Please print each of the entries below exactly.

──────────

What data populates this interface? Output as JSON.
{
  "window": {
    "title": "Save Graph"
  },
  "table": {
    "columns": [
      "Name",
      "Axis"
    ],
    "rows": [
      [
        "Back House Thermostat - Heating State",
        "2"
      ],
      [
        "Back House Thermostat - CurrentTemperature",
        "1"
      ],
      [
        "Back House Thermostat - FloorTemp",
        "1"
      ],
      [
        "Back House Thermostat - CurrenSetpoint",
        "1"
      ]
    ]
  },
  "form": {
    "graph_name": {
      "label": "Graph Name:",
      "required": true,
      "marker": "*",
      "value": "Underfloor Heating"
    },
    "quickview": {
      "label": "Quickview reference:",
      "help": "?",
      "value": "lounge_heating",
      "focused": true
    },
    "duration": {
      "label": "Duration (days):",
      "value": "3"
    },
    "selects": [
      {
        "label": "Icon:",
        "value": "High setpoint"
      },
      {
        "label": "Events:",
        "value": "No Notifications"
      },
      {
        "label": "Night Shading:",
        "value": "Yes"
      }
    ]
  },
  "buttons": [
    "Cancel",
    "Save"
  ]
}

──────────

* **Your response**:
What data populates this interface? Output as JSON.
{
  "window": {
    "title": "Save Graph"
  },
  "table": {
    "columns": [
      "Name",
      "Axis"
    ],
    "rows": [
      [
        "Back House Thermostat - Heating State",
        "2"
      ],
      [
        "Back House Thermostat - CurrentTemperature",
        "1"
      ],
      [
        "Back House Thermostat - FloorTemp",
        "1"
      ],
      [
        "Back House Thermostat - CurrenSetpoint",
        "1"
      ]
    ]
  },
  "form": {
    "graph_name": {
      "label": "Graph Name:",
      "required": true,
      "marker": "*",
      "value": "Underfloor Heating"
    },
    "quickview": {
      "label": "Quickview reference:",
      "help": "?",
      "value": "lounge_heating",
      "focused": true
    },
    "duration": {
      "label": "Duration (days):",
      "value": "3"
    },
    "selects": [
      {
        "label": "Icon:",
        "value": "High setpoint"
      },
      {
        "label": "Events:",
        "value": "No Notifications"
      },
      {
        "label": "Night Shading:",
        "value": "Yes"
      }
    ]
  },
  "buttons": [
    "Cancel",
    "Save"
  ]
}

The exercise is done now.